…Crap, Forgot About The Pocketful Of Shells.
Matt Fraction is a good writer, for my money, but there are several dialogue segments this issue that feel very wrong to me. When Sin threatens to kill him, Steve Rogers grunts “Your dad couldn’t. Reckon you can’t either.” In battle with The Hulk, Thor snarls, “You were always a PAIN IN THE ASS!” Spider-Man telling The Serpent to “Suck it!” (Okay, that one I like…) It’s hard to explain, but somehow seeing these characters abandoning their old-school character beats (Cap’s moralistic speechifying, Thor’s thees and thous and thoosts) makes it feel artificial, as though they’ve been playing roles and now no longer have time for them. It serves to underline the dramatic content and scope of our earth-shattering story, but it diminishes the heroes. We do get two huge “Hell, YEAH!/Oh CRAP!” moments in this story, though. The first comes when Captain America attacks the Serpent with his shield and the villain effortlessly catches and SHATTERS it to smithereens. Ooooh, crap. Then, as Franklin Richards, of all people, finds the mortally wounded Thing dying in the street, he whispers something that we’ve all realized for years: “‘Member how I told Mom and Dad I wouldn’t use my powers? I LIED.” The Thing is restored both to normal and perfect health, and mutters about how Reed and Sue are gonna kill both of them. Heh.
The Verdict: Troublesome, But Epic Enough
The issue ends with everyone clearly freaking out, as Captain America concedes that the battle is lost, Spider-Man gives up the fight to find his loved ones, and Thor collapses from his injuries. It’s a shocking ending, but one that feels (to me at least) artificially inflated. There are no fewer than FOUR of Marvel’s “everything you know is wrong!” moments used here to underline the seriousness of the conflict, and their cumulative effect makes me feel like my daughter is trying to get my attention. Daddy? Daddy? Daddy? Daddy? Daddy? Daddy? Still, it’s a wonderfully rendered issue by Immonen and Von Grawbadger, and Fraction has a clear grasp of how the Marvel Universe works, even in its most remote scope, giving us wonderful details like Tony Starks’s past as a weaponsmith, the Richards children bickering and a wonderful series of interactions between Thor and the Hulk that elevate some of the fighty-fighty past mere fisticuffs. My problems with the shock-and-awe approach don’t wreck the book, but definitely make it less enjoyable than previous issues. Fear Itself #5 earns an above-average 3 out of 5 stars overall, and for all the things I’m probably overthinking, it does at least make you consider that the status quo is not going to be easily reset afterwards…
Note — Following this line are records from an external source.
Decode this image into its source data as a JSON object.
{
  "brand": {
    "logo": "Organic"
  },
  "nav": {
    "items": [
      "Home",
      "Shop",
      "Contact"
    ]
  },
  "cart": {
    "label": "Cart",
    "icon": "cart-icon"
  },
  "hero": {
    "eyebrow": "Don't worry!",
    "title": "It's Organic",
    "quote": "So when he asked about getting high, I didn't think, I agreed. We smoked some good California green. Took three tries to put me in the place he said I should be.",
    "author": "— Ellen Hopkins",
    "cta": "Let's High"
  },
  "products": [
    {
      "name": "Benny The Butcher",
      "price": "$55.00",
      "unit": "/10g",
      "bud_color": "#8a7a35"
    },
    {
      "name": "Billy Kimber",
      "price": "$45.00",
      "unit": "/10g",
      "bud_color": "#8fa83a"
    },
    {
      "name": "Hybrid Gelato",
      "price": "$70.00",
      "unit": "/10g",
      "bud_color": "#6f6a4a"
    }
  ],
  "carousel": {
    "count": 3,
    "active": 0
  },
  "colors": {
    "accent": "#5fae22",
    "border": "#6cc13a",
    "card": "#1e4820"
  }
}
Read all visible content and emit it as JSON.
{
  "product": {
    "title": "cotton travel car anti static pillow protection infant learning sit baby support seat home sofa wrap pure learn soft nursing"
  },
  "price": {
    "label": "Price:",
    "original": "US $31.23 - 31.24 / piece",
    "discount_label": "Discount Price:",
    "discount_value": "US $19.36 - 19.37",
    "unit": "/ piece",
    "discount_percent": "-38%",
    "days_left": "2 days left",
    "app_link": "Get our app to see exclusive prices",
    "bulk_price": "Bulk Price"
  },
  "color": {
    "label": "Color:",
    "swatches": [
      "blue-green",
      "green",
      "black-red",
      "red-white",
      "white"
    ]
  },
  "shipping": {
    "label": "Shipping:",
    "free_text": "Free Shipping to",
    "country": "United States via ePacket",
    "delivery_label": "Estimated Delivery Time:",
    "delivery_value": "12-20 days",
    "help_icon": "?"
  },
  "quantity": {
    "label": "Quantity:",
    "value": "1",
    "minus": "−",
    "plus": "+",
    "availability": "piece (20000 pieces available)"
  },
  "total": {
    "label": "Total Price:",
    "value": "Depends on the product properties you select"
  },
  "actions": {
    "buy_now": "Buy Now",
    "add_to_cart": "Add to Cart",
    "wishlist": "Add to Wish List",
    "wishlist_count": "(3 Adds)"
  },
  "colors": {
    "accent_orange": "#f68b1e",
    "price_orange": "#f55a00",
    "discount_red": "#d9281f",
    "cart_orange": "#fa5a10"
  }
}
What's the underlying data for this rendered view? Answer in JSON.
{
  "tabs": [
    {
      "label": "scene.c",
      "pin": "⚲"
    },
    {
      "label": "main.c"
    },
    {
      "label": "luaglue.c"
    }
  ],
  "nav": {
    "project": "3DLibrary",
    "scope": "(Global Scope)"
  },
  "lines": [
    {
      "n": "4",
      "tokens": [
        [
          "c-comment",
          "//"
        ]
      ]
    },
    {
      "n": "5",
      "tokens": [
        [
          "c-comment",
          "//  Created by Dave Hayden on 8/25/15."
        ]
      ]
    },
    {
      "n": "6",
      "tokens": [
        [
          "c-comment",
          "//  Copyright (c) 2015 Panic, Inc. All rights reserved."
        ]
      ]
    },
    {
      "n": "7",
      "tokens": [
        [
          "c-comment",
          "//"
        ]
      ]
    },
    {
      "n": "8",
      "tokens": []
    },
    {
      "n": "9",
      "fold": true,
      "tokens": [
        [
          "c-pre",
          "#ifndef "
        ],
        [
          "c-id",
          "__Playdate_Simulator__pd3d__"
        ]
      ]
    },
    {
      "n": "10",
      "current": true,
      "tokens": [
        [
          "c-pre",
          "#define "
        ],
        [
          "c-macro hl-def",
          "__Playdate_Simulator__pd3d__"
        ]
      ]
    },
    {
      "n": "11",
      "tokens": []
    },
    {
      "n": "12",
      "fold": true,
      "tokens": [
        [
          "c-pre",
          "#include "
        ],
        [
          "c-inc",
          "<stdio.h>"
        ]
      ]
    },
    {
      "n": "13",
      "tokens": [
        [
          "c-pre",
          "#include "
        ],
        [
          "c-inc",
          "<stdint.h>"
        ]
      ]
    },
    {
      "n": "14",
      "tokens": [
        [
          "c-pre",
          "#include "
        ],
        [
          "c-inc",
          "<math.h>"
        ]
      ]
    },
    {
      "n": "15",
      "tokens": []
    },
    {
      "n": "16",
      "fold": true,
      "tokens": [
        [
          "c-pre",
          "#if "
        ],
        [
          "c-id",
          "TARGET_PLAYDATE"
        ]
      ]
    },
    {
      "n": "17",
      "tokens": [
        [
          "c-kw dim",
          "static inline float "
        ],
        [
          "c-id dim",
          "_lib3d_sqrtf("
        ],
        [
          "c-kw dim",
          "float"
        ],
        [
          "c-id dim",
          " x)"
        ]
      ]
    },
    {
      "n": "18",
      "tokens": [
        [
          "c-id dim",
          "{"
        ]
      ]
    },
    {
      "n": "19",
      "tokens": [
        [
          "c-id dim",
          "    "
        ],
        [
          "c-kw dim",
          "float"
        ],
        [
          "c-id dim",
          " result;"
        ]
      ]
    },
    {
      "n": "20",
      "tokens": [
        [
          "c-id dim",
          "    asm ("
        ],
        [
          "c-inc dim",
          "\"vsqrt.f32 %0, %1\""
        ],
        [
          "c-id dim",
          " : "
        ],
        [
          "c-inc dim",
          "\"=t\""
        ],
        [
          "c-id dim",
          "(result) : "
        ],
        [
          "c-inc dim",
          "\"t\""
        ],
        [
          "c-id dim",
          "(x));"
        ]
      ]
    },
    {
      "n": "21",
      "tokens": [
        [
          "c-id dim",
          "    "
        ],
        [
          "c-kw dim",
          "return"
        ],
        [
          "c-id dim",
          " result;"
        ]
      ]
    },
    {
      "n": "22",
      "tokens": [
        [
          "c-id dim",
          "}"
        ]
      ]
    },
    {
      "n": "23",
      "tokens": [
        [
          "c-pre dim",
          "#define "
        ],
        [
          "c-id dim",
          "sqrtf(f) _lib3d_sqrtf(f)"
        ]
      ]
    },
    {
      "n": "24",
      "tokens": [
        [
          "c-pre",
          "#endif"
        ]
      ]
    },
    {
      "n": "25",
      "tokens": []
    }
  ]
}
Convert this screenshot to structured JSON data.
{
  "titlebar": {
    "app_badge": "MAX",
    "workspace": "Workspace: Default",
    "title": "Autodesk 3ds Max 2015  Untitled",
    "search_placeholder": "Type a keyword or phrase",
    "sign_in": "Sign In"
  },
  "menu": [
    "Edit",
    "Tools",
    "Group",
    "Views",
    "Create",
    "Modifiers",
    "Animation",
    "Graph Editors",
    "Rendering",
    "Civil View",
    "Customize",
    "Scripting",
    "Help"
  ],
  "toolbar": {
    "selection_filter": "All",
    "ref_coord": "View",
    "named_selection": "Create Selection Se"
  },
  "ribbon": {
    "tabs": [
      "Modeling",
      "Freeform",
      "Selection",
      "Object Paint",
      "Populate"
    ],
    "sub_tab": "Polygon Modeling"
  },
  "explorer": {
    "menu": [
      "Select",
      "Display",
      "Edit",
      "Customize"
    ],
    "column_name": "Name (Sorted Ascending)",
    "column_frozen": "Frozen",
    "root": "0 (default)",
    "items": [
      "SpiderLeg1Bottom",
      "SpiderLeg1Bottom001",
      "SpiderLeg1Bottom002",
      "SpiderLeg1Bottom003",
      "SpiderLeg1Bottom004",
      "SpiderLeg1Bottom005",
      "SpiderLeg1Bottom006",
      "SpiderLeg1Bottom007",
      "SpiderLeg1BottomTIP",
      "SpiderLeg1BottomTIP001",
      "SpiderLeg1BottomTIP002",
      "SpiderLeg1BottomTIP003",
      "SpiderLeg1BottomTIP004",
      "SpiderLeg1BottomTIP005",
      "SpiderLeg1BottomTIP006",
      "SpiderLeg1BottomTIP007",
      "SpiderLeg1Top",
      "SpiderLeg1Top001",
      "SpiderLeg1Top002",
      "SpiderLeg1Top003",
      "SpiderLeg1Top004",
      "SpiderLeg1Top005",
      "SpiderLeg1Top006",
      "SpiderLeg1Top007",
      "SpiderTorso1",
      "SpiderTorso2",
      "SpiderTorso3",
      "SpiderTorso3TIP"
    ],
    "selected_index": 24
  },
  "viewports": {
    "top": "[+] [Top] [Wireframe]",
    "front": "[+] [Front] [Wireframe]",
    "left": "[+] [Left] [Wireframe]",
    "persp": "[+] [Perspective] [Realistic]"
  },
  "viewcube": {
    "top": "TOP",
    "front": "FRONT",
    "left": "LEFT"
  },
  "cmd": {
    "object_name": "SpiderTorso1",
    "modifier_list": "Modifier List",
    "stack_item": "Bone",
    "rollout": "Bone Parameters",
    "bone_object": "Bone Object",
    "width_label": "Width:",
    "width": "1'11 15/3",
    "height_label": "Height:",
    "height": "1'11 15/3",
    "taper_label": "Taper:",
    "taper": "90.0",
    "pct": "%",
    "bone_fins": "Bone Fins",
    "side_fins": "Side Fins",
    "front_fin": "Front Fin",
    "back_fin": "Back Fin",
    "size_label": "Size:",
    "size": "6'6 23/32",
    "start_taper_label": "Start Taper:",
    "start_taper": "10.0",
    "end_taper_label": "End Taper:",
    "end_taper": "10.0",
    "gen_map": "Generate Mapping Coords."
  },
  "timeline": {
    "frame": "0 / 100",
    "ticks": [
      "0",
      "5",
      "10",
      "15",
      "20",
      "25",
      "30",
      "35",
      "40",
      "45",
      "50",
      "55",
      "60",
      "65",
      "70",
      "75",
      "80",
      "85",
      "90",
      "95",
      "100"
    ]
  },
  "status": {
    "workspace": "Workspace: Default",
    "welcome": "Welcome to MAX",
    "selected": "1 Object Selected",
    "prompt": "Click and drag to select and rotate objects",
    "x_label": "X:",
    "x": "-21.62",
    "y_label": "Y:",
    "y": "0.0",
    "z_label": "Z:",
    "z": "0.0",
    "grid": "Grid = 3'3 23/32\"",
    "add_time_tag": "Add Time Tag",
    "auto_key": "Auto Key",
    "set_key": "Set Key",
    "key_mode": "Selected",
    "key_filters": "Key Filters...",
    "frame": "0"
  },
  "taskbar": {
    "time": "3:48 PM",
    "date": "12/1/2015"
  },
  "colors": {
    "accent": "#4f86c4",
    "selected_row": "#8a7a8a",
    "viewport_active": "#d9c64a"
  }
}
Faithful Spoilerite Question Of The Day: Is it better to do the unthinkable (i.e. break the indestructible shield; return Bucky from the dead; have Iron Man start drinking again) than to be predictable? Or are the creators actually undermining their own creations with these ‘hotshot’ story beats?